Barclays added 7.8p to 312.65p as Exane analyst Ian Gordon said UK banks should feel "cautiously relieved" by the tone and content of Chancellor George Osborne's speech to the City on Wednesday night.

Design and engineering firm WS Atkins fell 30.5p to 695.5p in the second tier after full-year profits declined 6 per cent and it painted a cautious outlook due to uncertainty caused by public-spending cuts.

Elsewhere in the second tier, shares in Stagecoach rose 4.6p to 190.8p after a franchise contract dispute with the Department for Transport, worth up to 100 million, was won by its South West Trains franchise.

Aggreko shed 15p to close at 1,455p despite analysts at Seymour Pierce initiating coverage of the Glasgow-based temporary power supplier with an "out-perform" rating.

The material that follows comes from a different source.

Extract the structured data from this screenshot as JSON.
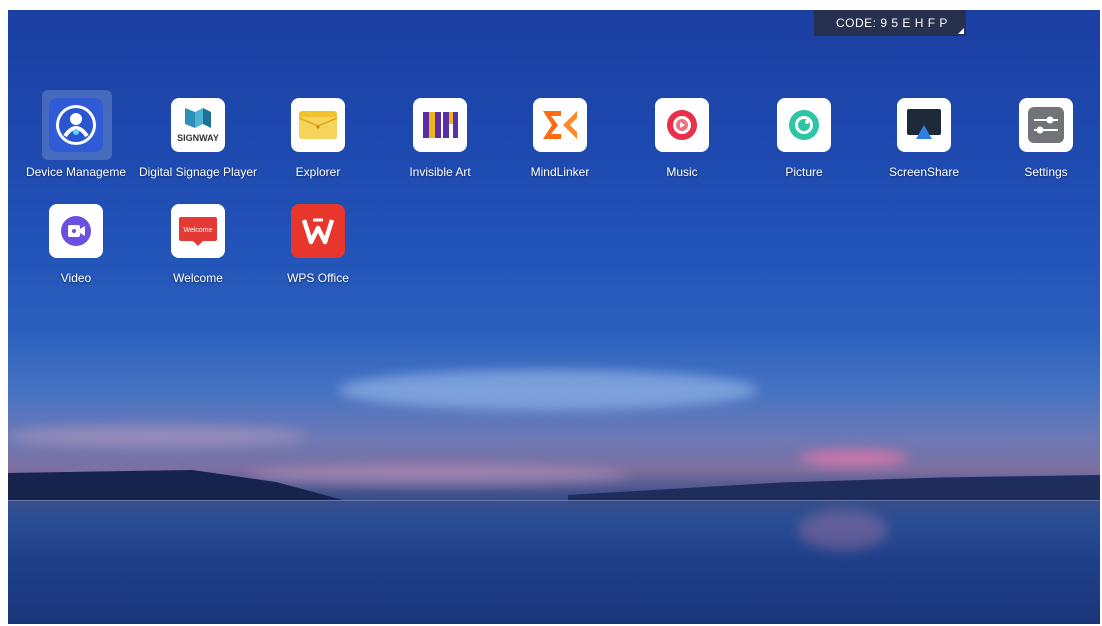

Engineering firm Weir Group was up 2.4 per cent, or 26p, at 1,128p after hosting a seminar for investors and analysts..